Record extracts:
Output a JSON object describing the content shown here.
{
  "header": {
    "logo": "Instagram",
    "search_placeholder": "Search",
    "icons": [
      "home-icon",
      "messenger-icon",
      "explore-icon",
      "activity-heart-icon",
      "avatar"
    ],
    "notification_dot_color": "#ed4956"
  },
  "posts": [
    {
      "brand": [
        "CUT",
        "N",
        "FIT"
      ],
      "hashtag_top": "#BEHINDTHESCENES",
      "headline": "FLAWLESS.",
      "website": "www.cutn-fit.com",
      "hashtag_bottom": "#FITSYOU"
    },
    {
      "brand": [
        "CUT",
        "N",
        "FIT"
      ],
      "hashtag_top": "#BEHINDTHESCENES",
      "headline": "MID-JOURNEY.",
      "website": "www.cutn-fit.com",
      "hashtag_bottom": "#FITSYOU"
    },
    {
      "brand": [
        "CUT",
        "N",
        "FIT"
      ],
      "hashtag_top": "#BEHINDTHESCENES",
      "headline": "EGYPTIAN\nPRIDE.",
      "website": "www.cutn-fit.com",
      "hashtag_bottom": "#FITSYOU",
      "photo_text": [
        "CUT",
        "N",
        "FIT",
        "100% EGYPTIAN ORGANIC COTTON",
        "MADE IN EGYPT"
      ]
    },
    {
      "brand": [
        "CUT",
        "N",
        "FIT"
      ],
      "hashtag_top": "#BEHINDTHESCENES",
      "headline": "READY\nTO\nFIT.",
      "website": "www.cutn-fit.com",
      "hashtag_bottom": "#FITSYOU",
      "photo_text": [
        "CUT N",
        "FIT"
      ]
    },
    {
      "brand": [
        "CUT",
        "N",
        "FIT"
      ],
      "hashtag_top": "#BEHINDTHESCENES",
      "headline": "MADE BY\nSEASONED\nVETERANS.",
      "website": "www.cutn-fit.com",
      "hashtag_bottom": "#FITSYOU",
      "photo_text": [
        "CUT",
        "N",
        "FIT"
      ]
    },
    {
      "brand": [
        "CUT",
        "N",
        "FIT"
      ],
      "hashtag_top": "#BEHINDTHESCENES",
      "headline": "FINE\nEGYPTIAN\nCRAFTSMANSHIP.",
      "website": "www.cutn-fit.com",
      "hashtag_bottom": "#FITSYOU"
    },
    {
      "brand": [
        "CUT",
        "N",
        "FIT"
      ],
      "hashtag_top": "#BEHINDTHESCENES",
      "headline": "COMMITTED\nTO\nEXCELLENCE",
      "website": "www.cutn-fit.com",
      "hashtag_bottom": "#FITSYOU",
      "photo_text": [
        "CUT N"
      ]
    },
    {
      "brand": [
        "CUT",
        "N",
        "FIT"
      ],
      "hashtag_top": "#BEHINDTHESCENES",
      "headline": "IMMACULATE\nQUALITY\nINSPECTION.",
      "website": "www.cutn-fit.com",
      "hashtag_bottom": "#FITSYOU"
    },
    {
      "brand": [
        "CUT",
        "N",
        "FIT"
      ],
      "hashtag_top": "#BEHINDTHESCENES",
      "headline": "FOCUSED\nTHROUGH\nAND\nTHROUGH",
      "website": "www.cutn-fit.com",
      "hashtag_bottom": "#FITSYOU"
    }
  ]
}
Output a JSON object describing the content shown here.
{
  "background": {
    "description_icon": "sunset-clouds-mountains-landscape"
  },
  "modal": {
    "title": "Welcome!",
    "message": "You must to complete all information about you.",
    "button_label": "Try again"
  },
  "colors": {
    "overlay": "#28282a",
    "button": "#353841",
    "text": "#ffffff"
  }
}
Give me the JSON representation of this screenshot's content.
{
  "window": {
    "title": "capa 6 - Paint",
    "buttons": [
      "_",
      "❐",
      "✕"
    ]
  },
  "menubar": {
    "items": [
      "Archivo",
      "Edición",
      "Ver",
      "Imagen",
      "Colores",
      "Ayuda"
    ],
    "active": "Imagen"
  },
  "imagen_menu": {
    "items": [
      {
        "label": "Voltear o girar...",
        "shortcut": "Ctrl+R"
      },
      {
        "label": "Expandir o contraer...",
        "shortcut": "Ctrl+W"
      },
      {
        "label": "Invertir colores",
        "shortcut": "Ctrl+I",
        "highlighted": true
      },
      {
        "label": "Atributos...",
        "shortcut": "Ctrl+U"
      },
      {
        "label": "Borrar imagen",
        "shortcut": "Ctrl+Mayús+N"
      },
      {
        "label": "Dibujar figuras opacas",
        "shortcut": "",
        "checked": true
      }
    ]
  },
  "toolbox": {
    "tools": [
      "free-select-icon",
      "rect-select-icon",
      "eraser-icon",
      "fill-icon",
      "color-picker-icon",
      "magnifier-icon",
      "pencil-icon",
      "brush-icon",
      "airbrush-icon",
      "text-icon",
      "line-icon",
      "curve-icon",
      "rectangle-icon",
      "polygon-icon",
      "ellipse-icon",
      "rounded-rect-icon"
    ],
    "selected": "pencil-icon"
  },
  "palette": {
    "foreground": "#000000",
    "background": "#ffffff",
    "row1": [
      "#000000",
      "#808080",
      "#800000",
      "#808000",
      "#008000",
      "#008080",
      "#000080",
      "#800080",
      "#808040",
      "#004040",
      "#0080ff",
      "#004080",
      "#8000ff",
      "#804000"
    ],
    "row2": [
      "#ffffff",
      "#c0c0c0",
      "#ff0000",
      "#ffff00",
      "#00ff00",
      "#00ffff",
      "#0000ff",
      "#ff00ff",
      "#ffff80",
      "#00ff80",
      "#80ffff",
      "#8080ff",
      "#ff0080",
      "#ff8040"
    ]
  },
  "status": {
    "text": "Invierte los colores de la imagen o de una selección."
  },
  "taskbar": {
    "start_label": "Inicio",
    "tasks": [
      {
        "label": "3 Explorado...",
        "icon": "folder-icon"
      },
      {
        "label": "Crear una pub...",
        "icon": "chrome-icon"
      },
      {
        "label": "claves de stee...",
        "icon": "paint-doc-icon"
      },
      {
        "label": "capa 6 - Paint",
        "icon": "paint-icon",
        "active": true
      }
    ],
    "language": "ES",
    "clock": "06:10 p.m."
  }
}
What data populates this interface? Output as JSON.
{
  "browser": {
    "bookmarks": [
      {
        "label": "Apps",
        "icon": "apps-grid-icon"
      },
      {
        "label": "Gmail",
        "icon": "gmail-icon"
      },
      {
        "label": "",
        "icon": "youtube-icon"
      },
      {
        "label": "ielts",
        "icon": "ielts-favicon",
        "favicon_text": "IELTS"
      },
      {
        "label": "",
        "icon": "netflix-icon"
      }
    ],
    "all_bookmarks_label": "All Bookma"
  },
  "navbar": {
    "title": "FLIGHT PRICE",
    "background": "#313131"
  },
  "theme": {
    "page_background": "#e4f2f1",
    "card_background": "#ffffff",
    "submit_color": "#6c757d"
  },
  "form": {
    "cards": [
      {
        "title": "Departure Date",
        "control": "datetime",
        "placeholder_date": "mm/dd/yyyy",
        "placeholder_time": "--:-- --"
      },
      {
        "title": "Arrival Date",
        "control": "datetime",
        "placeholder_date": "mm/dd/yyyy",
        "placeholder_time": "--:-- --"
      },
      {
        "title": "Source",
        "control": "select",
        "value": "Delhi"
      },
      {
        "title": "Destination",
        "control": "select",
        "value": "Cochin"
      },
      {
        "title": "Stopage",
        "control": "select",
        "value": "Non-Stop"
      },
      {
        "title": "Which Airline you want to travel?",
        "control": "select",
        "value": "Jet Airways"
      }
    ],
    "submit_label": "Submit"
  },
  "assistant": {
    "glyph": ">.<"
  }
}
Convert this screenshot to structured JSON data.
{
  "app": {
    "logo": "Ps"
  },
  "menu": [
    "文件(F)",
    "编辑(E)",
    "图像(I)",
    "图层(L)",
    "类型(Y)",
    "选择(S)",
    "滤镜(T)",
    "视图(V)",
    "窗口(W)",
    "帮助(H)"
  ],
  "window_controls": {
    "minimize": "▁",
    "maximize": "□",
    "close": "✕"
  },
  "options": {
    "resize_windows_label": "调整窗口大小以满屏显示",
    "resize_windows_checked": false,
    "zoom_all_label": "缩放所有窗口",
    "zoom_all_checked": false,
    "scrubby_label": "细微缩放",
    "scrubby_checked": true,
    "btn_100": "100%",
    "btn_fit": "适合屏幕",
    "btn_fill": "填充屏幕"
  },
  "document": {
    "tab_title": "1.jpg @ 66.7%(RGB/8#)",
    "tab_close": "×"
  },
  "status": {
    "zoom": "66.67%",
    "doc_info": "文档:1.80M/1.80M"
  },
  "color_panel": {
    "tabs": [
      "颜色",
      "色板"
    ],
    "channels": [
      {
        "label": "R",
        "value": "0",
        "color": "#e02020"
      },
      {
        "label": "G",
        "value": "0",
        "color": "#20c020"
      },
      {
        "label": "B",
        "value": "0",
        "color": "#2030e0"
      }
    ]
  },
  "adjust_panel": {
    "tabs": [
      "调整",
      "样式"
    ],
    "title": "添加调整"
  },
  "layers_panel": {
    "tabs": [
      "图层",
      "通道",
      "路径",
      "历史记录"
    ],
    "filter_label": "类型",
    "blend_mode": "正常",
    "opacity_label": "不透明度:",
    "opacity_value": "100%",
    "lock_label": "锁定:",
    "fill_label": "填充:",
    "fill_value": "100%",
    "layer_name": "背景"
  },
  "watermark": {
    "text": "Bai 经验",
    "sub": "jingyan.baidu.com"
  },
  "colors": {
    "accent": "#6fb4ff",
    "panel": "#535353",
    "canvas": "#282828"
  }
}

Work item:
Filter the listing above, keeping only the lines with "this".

Response:
Give me the JSON representation of this screenshot's content.
What data populates this interface? Output as JSON.
Convert this screenshot to structured JSON data.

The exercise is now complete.